Saved data entries

○ ○ ○

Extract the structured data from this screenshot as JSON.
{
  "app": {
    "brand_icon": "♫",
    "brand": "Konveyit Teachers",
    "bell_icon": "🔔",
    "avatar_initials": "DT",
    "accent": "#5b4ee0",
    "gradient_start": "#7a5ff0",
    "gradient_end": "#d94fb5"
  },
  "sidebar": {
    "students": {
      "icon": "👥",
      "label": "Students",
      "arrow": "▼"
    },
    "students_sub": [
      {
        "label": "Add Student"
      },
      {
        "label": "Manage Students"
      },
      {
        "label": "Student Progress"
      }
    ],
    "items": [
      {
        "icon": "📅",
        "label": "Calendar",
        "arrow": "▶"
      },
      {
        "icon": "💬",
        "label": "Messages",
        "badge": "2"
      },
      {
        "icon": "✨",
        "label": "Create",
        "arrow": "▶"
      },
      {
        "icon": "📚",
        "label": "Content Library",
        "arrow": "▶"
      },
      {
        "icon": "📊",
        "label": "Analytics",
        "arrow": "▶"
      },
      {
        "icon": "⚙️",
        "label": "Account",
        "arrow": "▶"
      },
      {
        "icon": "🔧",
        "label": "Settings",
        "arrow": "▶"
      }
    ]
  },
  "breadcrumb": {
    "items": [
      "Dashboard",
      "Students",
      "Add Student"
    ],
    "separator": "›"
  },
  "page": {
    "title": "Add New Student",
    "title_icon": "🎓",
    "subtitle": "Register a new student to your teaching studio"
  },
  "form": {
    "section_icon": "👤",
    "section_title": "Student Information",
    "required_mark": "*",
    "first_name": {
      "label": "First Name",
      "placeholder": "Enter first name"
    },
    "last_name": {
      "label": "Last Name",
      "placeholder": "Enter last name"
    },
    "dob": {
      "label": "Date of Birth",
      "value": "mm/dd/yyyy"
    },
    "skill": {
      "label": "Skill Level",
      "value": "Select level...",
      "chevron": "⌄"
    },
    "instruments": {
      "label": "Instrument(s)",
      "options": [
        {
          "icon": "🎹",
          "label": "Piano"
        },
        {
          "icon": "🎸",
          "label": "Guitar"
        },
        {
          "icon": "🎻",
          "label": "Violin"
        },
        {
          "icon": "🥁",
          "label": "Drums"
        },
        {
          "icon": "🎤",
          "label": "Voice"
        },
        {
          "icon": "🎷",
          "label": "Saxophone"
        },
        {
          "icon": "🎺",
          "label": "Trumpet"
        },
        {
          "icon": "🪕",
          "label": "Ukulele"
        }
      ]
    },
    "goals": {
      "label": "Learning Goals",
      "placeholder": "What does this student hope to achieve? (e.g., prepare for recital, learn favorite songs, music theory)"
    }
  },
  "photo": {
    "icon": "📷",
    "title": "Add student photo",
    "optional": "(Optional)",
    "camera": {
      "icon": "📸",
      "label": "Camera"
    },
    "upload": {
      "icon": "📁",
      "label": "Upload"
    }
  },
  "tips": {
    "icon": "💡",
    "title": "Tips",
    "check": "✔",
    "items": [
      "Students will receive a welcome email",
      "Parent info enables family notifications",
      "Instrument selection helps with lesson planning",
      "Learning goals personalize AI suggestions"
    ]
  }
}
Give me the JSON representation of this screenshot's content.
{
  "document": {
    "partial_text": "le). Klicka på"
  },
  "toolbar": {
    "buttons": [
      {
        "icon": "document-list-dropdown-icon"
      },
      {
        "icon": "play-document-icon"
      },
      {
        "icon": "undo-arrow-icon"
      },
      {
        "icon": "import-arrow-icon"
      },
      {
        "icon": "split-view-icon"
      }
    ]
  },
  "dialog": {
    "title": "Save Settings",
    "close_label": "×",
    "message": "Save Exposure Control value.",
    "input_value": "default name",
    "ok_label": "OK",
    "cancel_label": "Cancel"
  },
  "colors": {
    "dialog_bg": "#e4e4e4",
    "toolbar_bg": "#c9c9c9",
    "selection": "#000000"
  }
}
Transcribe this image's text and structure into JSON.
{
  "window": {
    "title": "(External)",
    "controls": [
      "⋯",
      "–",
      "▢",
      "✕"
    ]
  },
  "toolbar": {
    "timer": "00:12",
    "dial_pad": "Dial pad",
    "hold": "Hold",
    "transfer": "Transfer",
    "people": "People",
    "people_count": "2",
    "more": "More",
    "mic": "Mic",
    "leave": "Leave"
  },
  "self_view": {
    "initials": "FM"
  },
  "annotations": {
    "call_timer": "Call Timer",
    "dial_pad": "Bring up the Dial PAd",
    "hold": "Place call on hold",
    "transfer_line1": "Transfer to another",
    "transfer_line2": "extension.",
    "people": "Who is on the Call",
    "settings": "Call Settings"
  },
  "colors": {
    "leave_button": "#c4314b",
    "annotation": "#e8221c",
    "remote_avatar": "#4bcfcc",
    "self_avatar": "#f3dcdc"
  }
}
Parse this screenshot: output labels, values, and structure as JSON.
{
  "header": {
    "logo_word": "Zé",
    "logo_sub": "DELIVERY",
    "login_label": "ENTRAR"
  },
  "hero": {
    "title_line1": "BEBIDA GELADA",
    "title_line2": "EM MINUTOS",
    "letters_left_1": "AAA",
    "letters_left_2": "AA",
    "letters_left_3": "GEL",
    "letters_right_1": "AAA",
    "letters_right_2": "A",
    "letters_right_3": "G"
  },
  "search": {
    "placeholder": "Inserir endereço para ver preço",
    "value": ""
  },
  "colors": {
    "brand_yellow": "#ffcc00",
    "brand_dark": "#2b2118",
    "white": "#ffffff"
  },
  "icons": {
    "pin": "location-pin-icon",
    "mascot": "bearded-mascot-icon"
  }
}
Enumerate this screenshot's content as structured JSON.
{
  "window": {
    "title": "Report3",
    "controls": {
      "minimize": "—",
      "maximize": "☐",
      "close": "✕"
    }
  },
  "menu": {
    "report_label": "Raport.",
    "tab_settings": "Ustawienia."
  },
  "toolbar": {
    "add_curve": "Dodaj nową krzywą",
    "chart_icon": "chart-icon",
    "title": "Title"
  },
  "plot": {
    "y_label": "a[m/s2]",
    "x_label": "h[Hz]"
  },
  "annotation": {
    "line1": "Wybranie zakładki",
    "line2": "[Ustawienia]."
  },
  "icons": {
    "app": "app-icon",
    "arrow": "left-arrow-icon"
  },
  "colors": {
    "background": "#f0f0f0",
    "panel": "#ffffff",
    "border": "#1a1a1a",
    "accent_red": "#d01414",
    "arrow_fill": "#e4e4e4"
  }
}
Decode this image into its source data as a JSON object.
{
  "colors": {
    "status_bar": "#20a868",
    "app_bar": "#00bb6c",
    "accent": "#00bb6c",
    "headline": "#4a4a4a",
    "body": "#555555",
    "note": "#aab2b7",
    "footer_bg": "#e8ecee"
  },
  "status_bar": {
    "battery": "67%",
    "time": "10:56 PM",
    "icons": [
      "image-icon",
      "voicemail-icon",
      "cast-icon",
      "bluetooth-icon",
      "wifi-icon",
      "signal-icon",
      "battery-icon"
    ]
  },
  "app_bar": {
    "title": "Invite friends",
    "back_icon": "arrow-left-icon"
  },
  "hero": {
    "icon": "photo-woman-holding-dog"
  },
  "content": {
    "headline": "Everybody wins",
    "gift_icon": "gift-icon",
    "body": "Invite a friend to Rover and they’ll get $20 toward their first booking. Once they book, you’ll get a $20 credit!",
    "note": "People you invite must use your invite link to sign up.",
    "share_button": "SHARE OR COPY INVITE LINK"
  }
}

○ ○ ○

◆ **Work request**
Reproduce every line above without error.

◆ **Task result**
Extract the structured data from this screenshot as JSON.
{
  "app": {
    "brand_icon": "♫",
    "brand": "Konveyit Teachers",
    "bell_icon": "🔔",
    "avatar_initials": "DT",
    "accent": "#5b4ee0",
    "gradient_start": "#7a5ff0",
    "gradient_end": "#d94fb5"
  },
  "sidebar": {
    "students": {
      "icon": "👥",
      "label": "Students",
      "arrow": "▼"
    },
    "students_sub": [
      {
        "label": "Add Student"
      },
      {
        "label": "Manage Students"
      },
      {
        "label": "Student Progress"
      }
    ],
    "items": [
      {
        "icon": "📅",
        "label": "Calendar",
        "arrow": "▶"
      },
      {
        "icon": "💬",
        "label": "Messages",
        "badge": "2"
      },
      {
        "icon": "✨",
        "label": "Create",
        "arrow": "▶"
      },
      {
        "icon": "📚",
        "label": "Content Library",
        "arrow": "▶"
      },
      {
        "icon": "📊",
        "label": "Analytics",
        "arrow": "▶"
      },
      {
        "icon": "⚙️",
        "label": "Account",
        "arrow": "▶"
      },
      {
        "icon": "🔧",
        "label": "Settings",
        "arrow": "▶"
      }
    ]
  },
  "breadcrumb": {
    "items": [
      "Dashboard",
      "Students",
      "Add Student"
    ],
    "separator": "›"
  },
  "page": {
    "title": "Add New Student",
    "title_icon": "🎓",
    "subtitle": "Register a new student to your teaching studio"
  },
  "form": {
    "section_icon": "👤",
    "section_title": "Student Information",
    "required_mark": "*",
    "first_name": {
      "label": "First Name",
      "placeholder": "Enter first name"
    },
    "last_name": {
      "label": "Last Name",
      "placeholder": "Enter last name"
    },
    "dob": {
      "label": "Date of Birth",
      "value": "mm/dd/yyyy"
    },
    "skill": {
      "label": "Skill Level",
      "value": "Select level...",
      "chevron": "⌄"
    },
    "instruments": {
      "label": "Instrument(s)",
      "options": [
        {
          "icon": "🎹",
          "label": "Piano"
        },
        {
          "icon": "🎸",
          "label": "Guitar"
        },
        {
          "icon": "🎻",
          "label": "Violin"
        },
        {
          "icon": "🥁",
          "label": "Drums"
        },
        {
          "icon": "🎤",
          "label": "Voice"
        },
        {
          "icon": "🎷",
          "label": "Saxophone"
        },
        {
          "icon": "🎺",
          "label": "Trumpet"
        },
        {
          "icon": "🪕",
          "label": "Ukulele"
        }
      ]
    },
    "goals": {
      "label": "Learning Goals",
      "placeholder": "What does this student hope to achieve? (e.g., prepare for recital, learn favorite songs, music theory)"
    }
  },
  "photo": {
    "icon": "📷",
    "title": "Add student photo",
    "optional": "(Optional)",
    "camera": {
      "icon": "📸",
      "label": "Camera"
    },
    "upload": {
      "icon": "📁",
      "label": "Upload"
    }
  },
  "tips": {
    "icon": "💡",
    "title": "Tips",
    "check": "✔",
    "items": [
      "Students will receive a welcome email",
      "Parent info enables family notifications",
      "Instrument selection helps with lesson planning",
      "Learning goals personalize AI suggestions"
    ]
  }
}
Give me the JSON representation of this screenshot's content.
{
  "document": {
    "partial_text": "le). Klicka på"
  },
  "toolbar": {
    "buttons": [
      {
        "icon": "document-list-dropdown-icon"
      },
      {
        "icon": "play-document-icon"
      },
      {
        "icon": "undo-arrow-icon"
      },
      {
        "icon": "import-arrow-icon"
      },
      {
        "icon": "split-view-icon"
      }
    ]
  },
  "dialog": {
    "title": "Save Settings",
    "close_label": "×",
    "message": "Save Exposure Control value.",
    "input_value": "default name",
    "ok_label": "OK",
    "cancel_label": "Cancel"
  },
  "colors": {
    "dialog_bg": "#e4e4e4",
    "toolbar_bg": "#c9c9c9",
    "selection": "#000000"
  }
}
Transcribe this image's text and structure into JSON.
{
  "window": {
    "title": "(External)",
    "controls": [
      "⋯",
      "–",
      "▢",
      "✕"
    ]
  },
  "toolbar": {
    "timer": "00:12",
    "dial_pad": "Dial pad",
    "hold": "Hold",
    "transfer": "Transfer",
    "people": "People",
    "people_count": "2",
    "more": "More",
    "mic": "Mic",
    "leave": "Leave"
  },
  "self_view": {
    "initials": "FM"
  },
  "annotations": {
    "call_timer": "Call Timer",
    "dial_pad": "Bring up the Dial PAd",
    "hold": "Place call on hold",
    "transfer_line1": "Transfer to another",
    "transfer_line2": "extension.",
    "people": "Who is on the Call",
    "settings": "Call Settings"
  },
  "colors": {
    "leave_button": "#c4314b",
    "annotation": "#e8221c",
    "remote_avatar": "#4bcfcc",
    "self_avatar": "#f3dcdc"
  }
}
Parse this screenshot: output labels, values, and structure as JSON.
{
  "header": {
    "logo_word": "Zé",
    "logo_sub": "DELIVERY",
    "login_label": "ENTRAR"
  },
  "hero": {
    "title_line1": "BEBIDA GELADA",
    "title_line2": "EM MINUTOS",
    "letters_left_1": "AAA",
    "letters_left_2": "AA",
    "letters_left_3": "GEL",
    "letters_right_1": "AAA",
    "letters_right_2": "A",
    "letters_right_3": "G"
  },
  "search": {
    "placeholder": "Inserir endereço para ver preço",
    "value": ""
  },
  "colors": {
    "brand_yellow": "#ffcc00",
    "brand_dark": "#2b2118",
    "white": "#ffffff"
  },
  "icons": {
    "pin": "location-pin-icon",
    "mascot": "bearded-mascot-icon"
  }
}
Enumerate this screenshot's content as structured JSON.
{
  "window": {
    "title": "Report3",
    "controls": {
      "minimize": "—",
      "maximize": "☐",
      "close": "✕"
    }
  },
  "menu": {
    "report_label": "Raport.",
    "tab_settings": "Ustawienia."
  },
  "toolbar": {
    "add_curve": "Dodaj nową krzywą",
    "chart_icon": "chart-icon",
    "title": "Title"
  },
  "plot": {
    "y_label": "a[m/s2]",
    "x_label": "h[Hz]"
  },
  "annotation": {
    "line1": "Wybranie zakładki",
    "line2": "[Ustawienia]."
  },
  "icons": {
    "app": "app-icon",
    "arrow": "left-arrow-icon"
  },
  "colors": {
    "background": "#f0f0f0",
    "panel": "#ffffff",
    "border": "#1a1a1a",
    "accent_red": "#d01414",
    "arrow_fill": "#e4e4e4"
  }
}
Decode this image into its source data as a JSON object.
{
  "colors": {
    "status_bar": "#20a868",
    "app_bar": "#00bb6c",
    "accent": "#00bb6c",
    "headline": "#4a4a4a",
    "body": "#555555",
    "note": "#aab2b7",
    "footer_bg": "#e8ecee"
  },
  "status_bar": {
    "battery": "67%",
    "time": "10:56 PM",
    "icons": [
      "image-icon",
      "voicemail-icon",
      "cast-icon",
      "bluetooth-icon",
      "wifi-icon",
      "signal-icon",
      "battery-icon"
    ]
  },
  "app_bar": {
    "title": "Invite friends",
    "back_icon": "arrow-left-icon"
  },
  "hero": {
    "icon": "photo-woman-holding-dog"
  },
  "content": {
    "headline": "Everybody wins",
    "gift_icon": "gift-icon",
    "body": "Invite a friend to Rover and they’ll get $20 toward their first booking. Once they book, you’ll get a $20 credit!",
    "note": "People you invite must use your invite link to sign up.",
    "share_button": "SHARE OR COPY INVITE LINK"
  }
}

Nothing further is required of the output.